Advantages of Using A Dog Bed or a Crate
The first advantage of this set up is your dog gets a comfortable space it can call it’s own. It is important for your pooch to have a permanent place of residence, which won’t be altered no matter who comes to your life or if you can no longer accommodate your dog for health or social reasons.
A follow-on benefit is you both get a comfortable night’s sleep. If either of you is disruptive sleepers, it would be best to make separate sleeping arrangements. If you are a restless sleeper, then your dog will be protected from unwanted kicks in the middle of the night. You can visit a sleep therapist to help you figure out why you are always fighting zombies in your sleep, but a doggy bed would probably be cheaper
The space between you means you are protected from ticks, while your dog is also protected from whatever contagious sickness you might have.
Disadvantages of Using A Dog Bed or a Crate
The disadvantages here, as you would guess, are the reverse of letting your dog sleep in your bed i.e. loss of comfort, loss of security, etc. However, when comparing a dog crate to a bed, then you have more glaring pros and cons. For example, it is easier to housetrain your dog with a crate than a doggy bed. You can also make the argument for which one is more humane. We covered the topic of using crates on another post, so please read that for more information.
Despite all the back and forth, you might also find that your puppy prefers sleeping in one over the other irrespective of your wishes, which isn’t a disadvantage per se, just more personal preference. Again, it does not have to be either-or. Once your dog is properly trained, you can move it to the doggy bed.

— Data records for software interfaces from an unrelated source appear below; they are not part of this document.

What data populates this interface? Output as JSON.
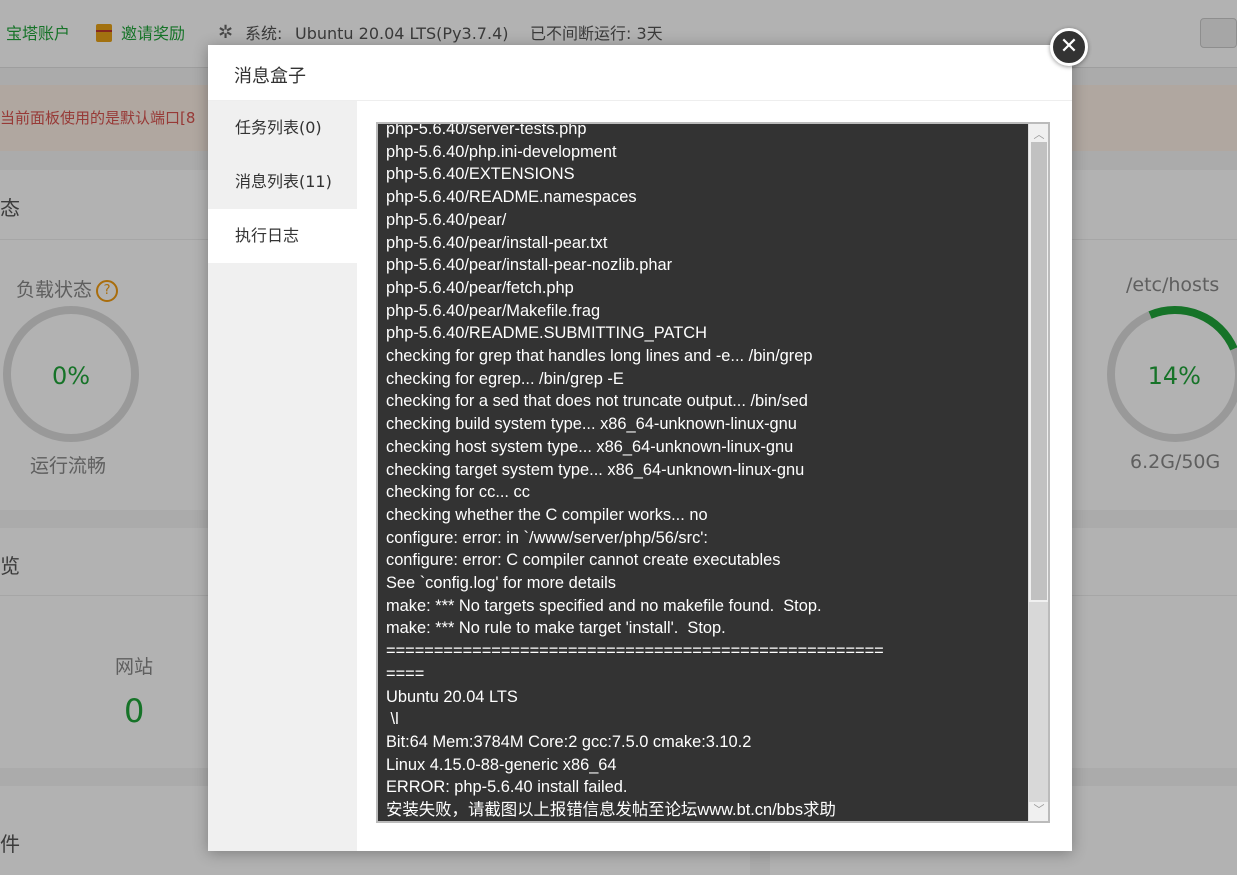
{
  "topbar": {
    "account_label": "宝塔账户",
    "invite_label": "邀请奖励",
    "system_label": "系统:",
    "system_value": "Ubuntu 20.04 LTS(Py3.7.4)",
    "uptime": "已不间断运行: 3天"
  },
  "warning_text": "当前面板使用的是默认端口[8",
  "status_panel": {
    "title": "态",
    "load": {
      "title": "负载状态",
      "percent": "0%",
      "status": "运行流畅"
    },
    "disk": {
      "title": "/etc/hosts",
      "percent": "14%",
      "usage": "6.2G/50G"
    }
  },
  "overview_panel": {
    "title": "览",
    "site_label": "网站",
    "site_count": "0"
  },
  "software_panel": {
    "title": "件"
  },
  "modal": {
    "title": "消息盒子",
    "close_glyph": "✕",
    "tabs": [
      {
        "label": "任务列表(0)"
      },
      {
        "label": "消息列表(11)"
      },
      {
        "label": "执行日志",
        "active": true
      }
    ],
    "log_lines": [
      "php-5.6.40/server-tests.php",
      "php-5.6.40/php.ini-development",
      "php-5.6.40/EXTENSIONS",
      "php-5.6.40/README.namespaces",
      "php-5.6.40/pear/",
      "php-5.6.40/pear/install-pear.txt",
      "php-5.6.40/pear/install-pear-nozlib.phar",
      "php-5.6.40/pear/fetch.php",
      "php-5.6.40/pear/Makefile.frag",
      "php-5.6.40/README.SUBMITTING_PATCH",
      "checking for grep that handles long lines and -e... /bin/grep",
      "checking for egrep... /bin/grep -E",
      "checking for a sed that does not truncate output... /bin/sed",
      "checking build system type... x86_64-unknown-linux-gnu",
      "checking host system type... x86_64-unknown-linux-gnu",
      "checking target system type... x86_64-unknown-linux-gnu",
      "checking for cc... cc",
      "checking whether the C compiler works... no",
      "configure: error: in `/www/server/php/56/src':",
      "configure: error: C compiler cannot create executables",
      "See `config.log' for more details",
      "make: *** No targets specified and no makefile found.  Stop.",
      "make: *** No rule to make target 'install'.  Stop.",
      "====================================================",
      "====",
      "Ubuntu 20.04 LTS",
      " \\l",
      "Bit:64 Mem:3784M Core:2 gcc:7.5.0 cmake:3.10.2",
      "Linux 4.15.0-88-generic x86_64",
      "ERROR: php-5.6.40 install failed.",
      "安装失败，请截图以上报错信息发帖至论坛www.bt.cn/bbs求助"
    ]
  },
  "colors": {
    "accent_green": "#20a53a",
    "warning_red": "#d9534f",
    "log_bg": "#333333"
  }
}
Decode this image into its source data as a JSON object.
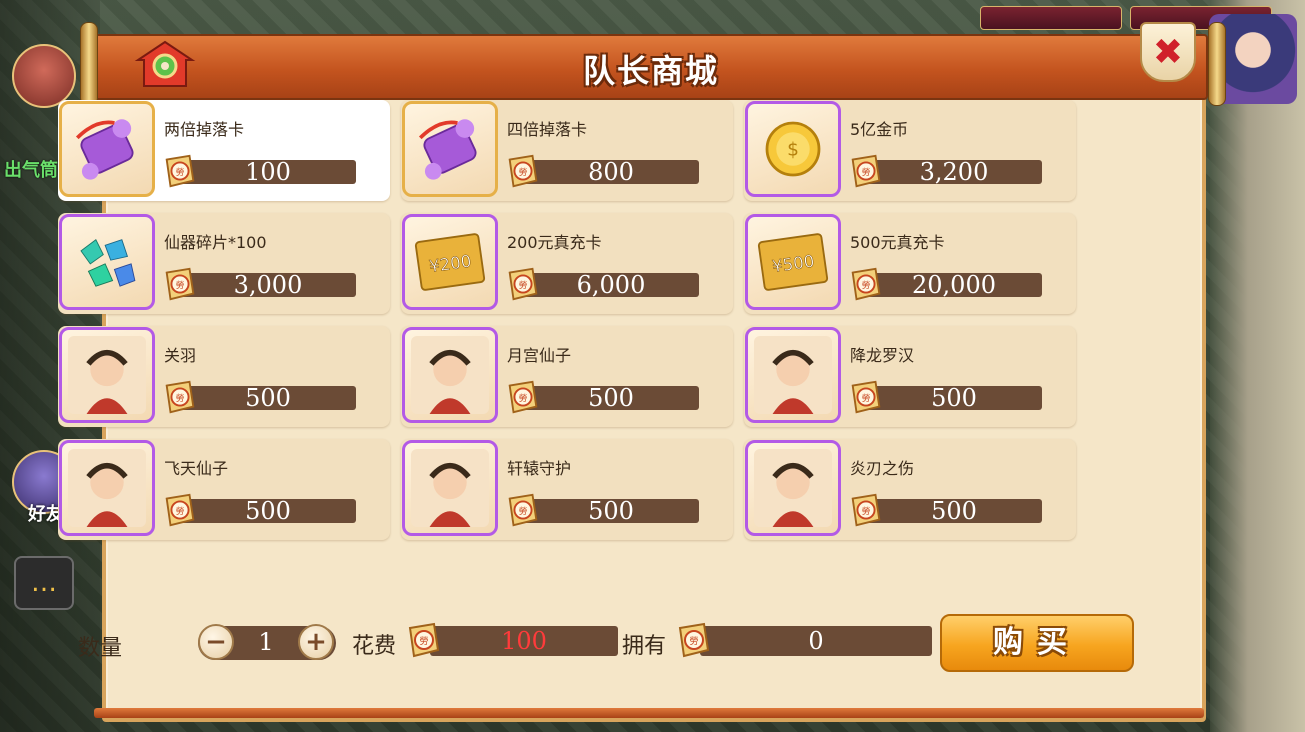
{
  "dialog": {
    "title": "队长商城",
    "close_icon": "close-icon"
  },
  "hud": {
    "left_texts": [
      "出气筒"
    ],
    "friend_label": "好友"
  },
  "items": [
    {
      "name": "两倍掉落卡",
      "price": "100",
      "frame": "gold",
      "art": "drop-card-icon"
    },
    {
      "name": "四倍掉落卡",
      "price": "800",
      "frame": "gold",
      "art": "drop-card-icon"
    },
    {
      "name": "5亿金币",
      "price": "3,200",
      "frame": "purple",
      "art": "gold-coin-icon"
    },
    {
      "name": "仙器碎片*100",
      "price": "3,000",
      "frame": "purple",
      "art": "gem-shards-icon"
    },
    {
      "name": "200元真充卡",
      "price": "6,000",
      "frame": "purple",
      "art": "recharge-card-icon",
      "art_label": "¥200"
    },
    {
      "name": "500元真充卡",
      "price": "20,000",
      "frame": "purple",
      "art": "recharge-card-icon",
      "art_label": "¥500"
    },
    {
      "name": "关羽",
      "price": "500",
      "frame": "purple",
      "art": "hero-portrait"
    },
    {
      "name": "月宫仙子",
      "price": "500",
      "frame": "purple",
      "art": "hero-portrait"
    },
    {
      "name": "降龙罗汉",
      "price": "500",
      "frame": "purple",
      "art": "hero-portrait"
    },
    {
      "name": "飞天仙子",
      "price": "500",
      "frame": "purple",
      "art": "hero-portrait"
    },
    {
      "name": "轩辕守护",
      "price": "500",
      "frame": "purple",
      "art": "hero-portrait"
    },
    {
      "name": "炎刃之伤",
      "price": "500",
      "frame": "purple",
      "art": "hero-portrait"
    }
  ],
  "controls": {
    "qty_label": "数量",
    "qty_value": "1",
    "minus": "−",
    "plus": "+",
    "cost_label": "花费",
    "cost_value": "100",
    "own_label": "拥有",
    "own_value": "0",
    "buy_label": "购买",
    "currency_icon": "honor-scroll-icon"
  },
  "colors": {
    "accent": "#c4541f",
    "frame_purple": "#b35ae6",
    "frame_gold": "#e6b048",
    "price_bar": "#6b4b36",
    "cost_text": "#ff3b3b"
  }
}
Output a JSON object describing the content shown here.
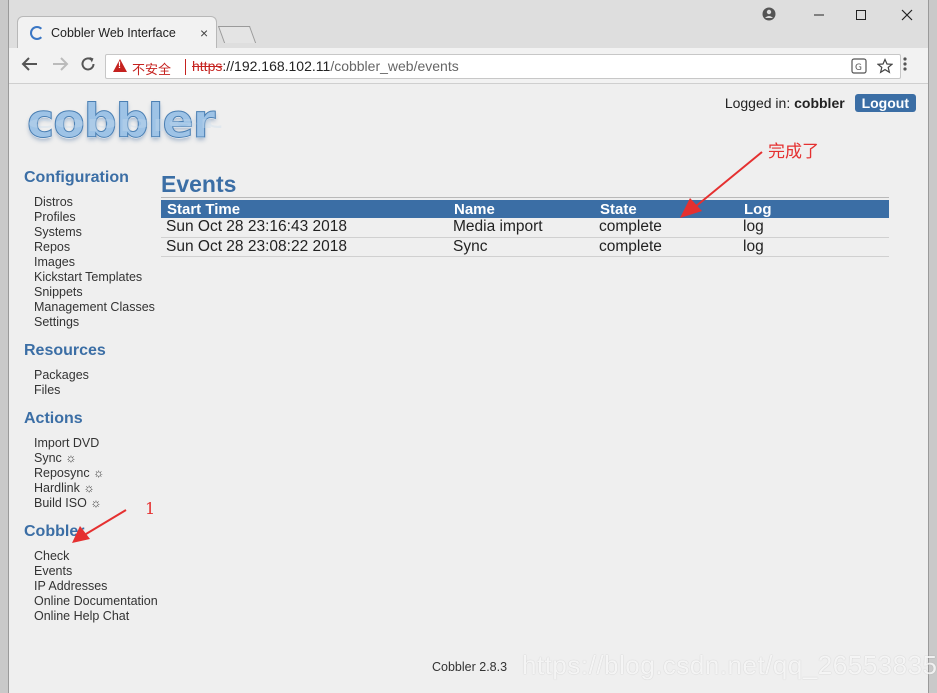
{
  "browser": {
    "tab_title": "Cobbler Web Interface",
    "tab_close": "×",
    "address": {
      "security_label": "不安全",
      "scheme": "https",
      "host": "://192.168.102.11",
      "path": "/cobbler_web/events"
    }
  },
  "header": {
    "logo_text": "cobbler",
    "logged_in_label": "Logged in:",
    "username": "cobbler",
    "logout_label": "Logout"
  },
  "sidebar": {
    "sections": [
      {
        "title": "Configuration",
        "items": [
          "Distros",
          "Profiles",
          "Systems",
          "Repos",
          "Images",
          "Kickstart Templates",
          "Snippets",
          "Management Classes",
          "Settings"
        ]
      },
      {
        "title": "Resources",
        "items": [
          "Packages",
          "Files"
        ]
      },
      {
        "title": "Actions",
        "items": [
          "Import DVD",
          "Sync ☼",
          "Reposync ☼",
          "Hardlink ☼",
          "Build ISO ☼"
        ]
      },
      {
        "title": "Cobbler",
        "items": [
          "Check",
          "Events",
          "IP Addresses",
          "Online Documentation",
          "Online Help Chat"
        ]
      }
    ]
  },
  "main": {
    "title": "Events",
    "columns": [
      "Start Time",
      "Name",
      "State",
      "Log"
    ],
    "rows": [
      [
        "Sun Oct 28 23:16:43 2018",
        "Media import",
        "complete",
        "log"
      ],
      [
        "Sun Oct 28 23:08:22 2018",
        "Sync",
        "complete",
        "log"
      ]
    ]
  },
  "footer": {
    "version": "Cobbler 2.8.3"
  },
  "annotations": {
    "done_label": "完成了",
    "step_label": "1"
  },
  "watermark": "https://blog.csdn.net/qq_26553835",
  "colors": {
    "accent": "#3b6ea5",
    "annotation": "#e53030",
    "insecure": "#c5221f"
  }
}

In theory, dog crates are the preferred option for most breeds to sleep in for the first few months of life. In reality, there are too many factors to consider, such as your dog’s temperament, how you want to train your dog, which one helps you and your dog sleep better, and which will build a stronger bond between you.
What is of more importance is not what your dog sleeps on, but where. If you own a puppy that has just been separated from its doggy family, it would feel very lonely and would whine all night if it isn’t kept close by. Your puppy could sleep in a crate or a doggy bed next to yours, or if you don’t mind, you could sleep on the floor for the first few nights to get it acquainted. Again, allowing your pup on your bed before housetraining is complete is a disaster waiting to happen. You don’t have to be on the same bed, but knowing you are close will help your puppy sleep better for its first few nights in its new home, and that is what matters most.
[Related, check out the Best Dog Beds and Houses]
# Where Should My Puppy Sleep at Night?